I can’t quote publications, but I’ve heard that Seattle is 12 times more culturally influential, per capita, than New York or Los Angeles. This is exactly the sort of self-aggrandizing comment that Seattlites love, and you can almost feel the populace rolling this idea around in their heads like a lozenge in their mouths.

It’s really kind of egotistical and gross.

But there are some advantages to living in the cliquey yet trendsetting Pacific Northwest. First, it’s very easy to wear stylish clothes, since everyone will be copying you in a half year, and second, we’re used as a test-market for a lot of really cool stuff that we might not otherwise get to see. Ryan and I wandered into Gameworks Thursday evening, and we found an intriguing new arcade game that was pretty clearly being test marketed. Its large size, necessitated by its four networked game machines and a central instruction/spectating kiosk, forced it into an out of the way corner of the arcade, a fact which afforded us plenty of time to study its mysteries.

Unfortunately, one enigma we were unable to solve was its name, which was either written in Japanese or else in a font indistinguishable from same. In any case, we couldn’t read it, and apparently neither could the Gameworks staff, as a small, office printed sign proclaimed that one had to buy a starter pack in order to enjoy “…this exciting new game…”

This is a giant chart detailing all of the cards. Do you want to have to learn this bullshit?

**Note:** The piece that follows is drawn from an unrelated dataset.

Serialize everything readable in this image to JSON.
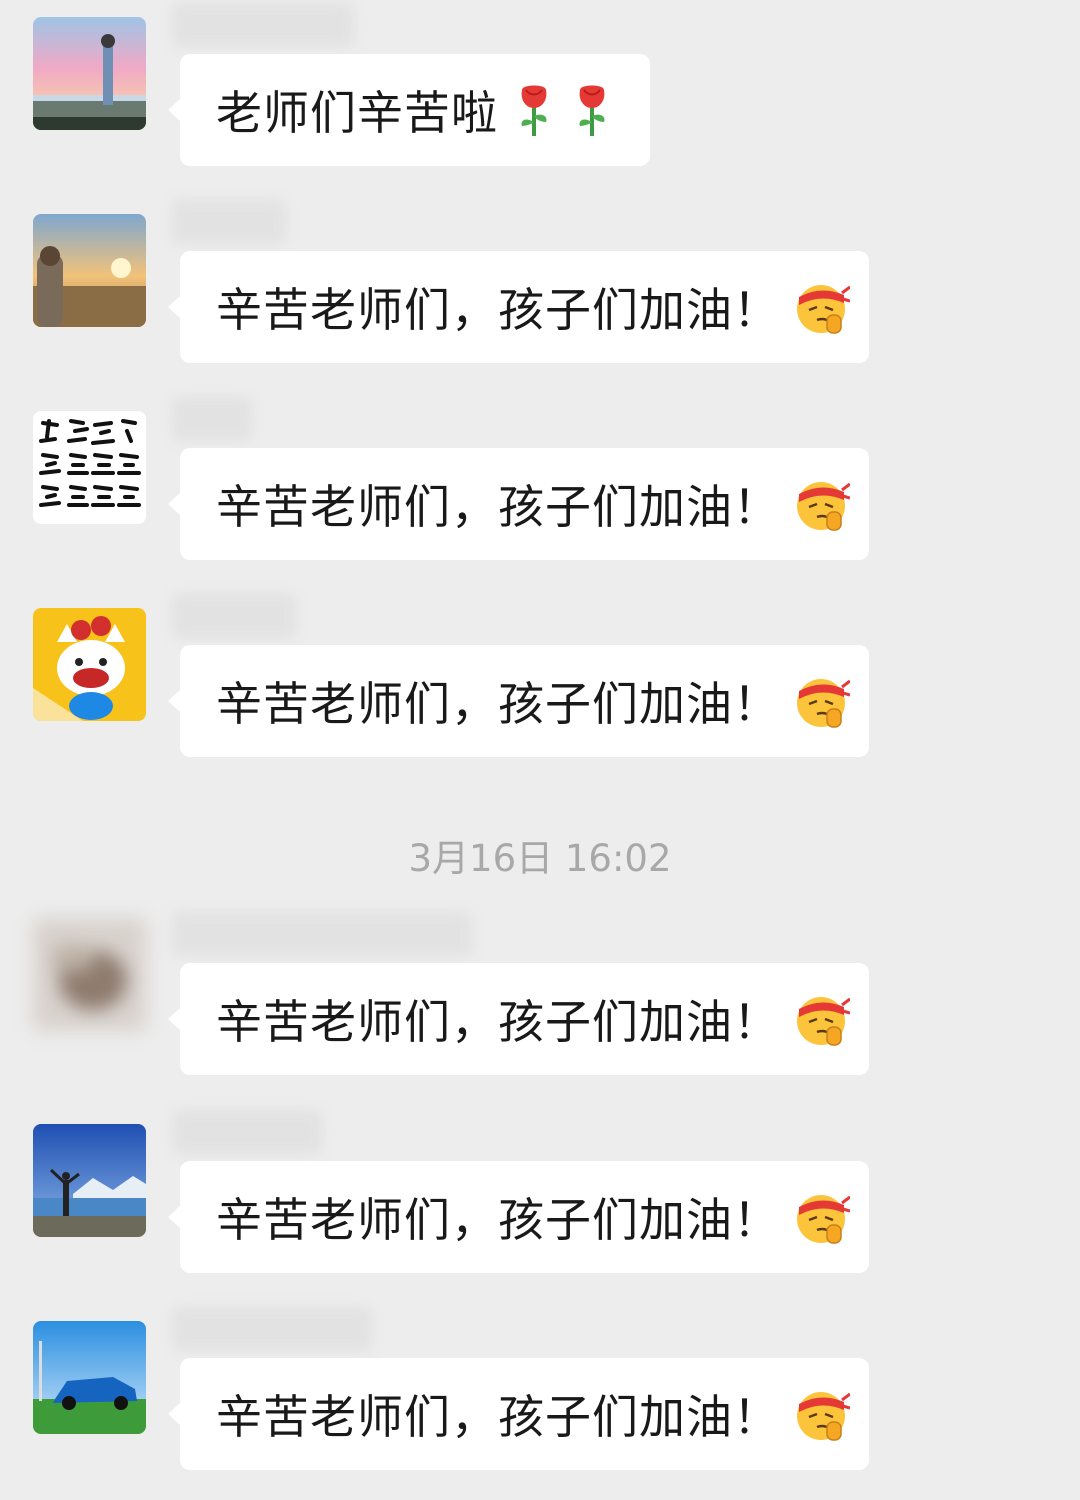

I feel like I’m getting ahead of myself by mentioning the starter pack, so allow me to explain. The reason we were so drawn to this game was its obviously unique interface. Instead of a joystick and buttons, each cabinet had a broad, flat surface at table height situated in front of the screen. Small graphics of cards decorated the cabinet, and a quick glance at the game’s attract mode confirmed our suspicions. The table was electrically sensitive, and you played the game by moving cards about the surface. It was a combination card game and video game! Awesome!

But here’s the rub- card games take a lot of time to explain and figure out. Remember the first time you learned (or tried to learn…) Magic: The Gathering? Well, imagine trying to figure out Magic while the electrically pulsing bass waves of the arcade’s soundtrack beat against your skull. Once Ryan and I realized the time and money investment required, we immediately lost interest and wandered away in search of Ms. Pac Man.

And besides, do you really want to be the sort of person who not only plays a nerdy trading card game, but plays one that can only be played at fucking Gameworks?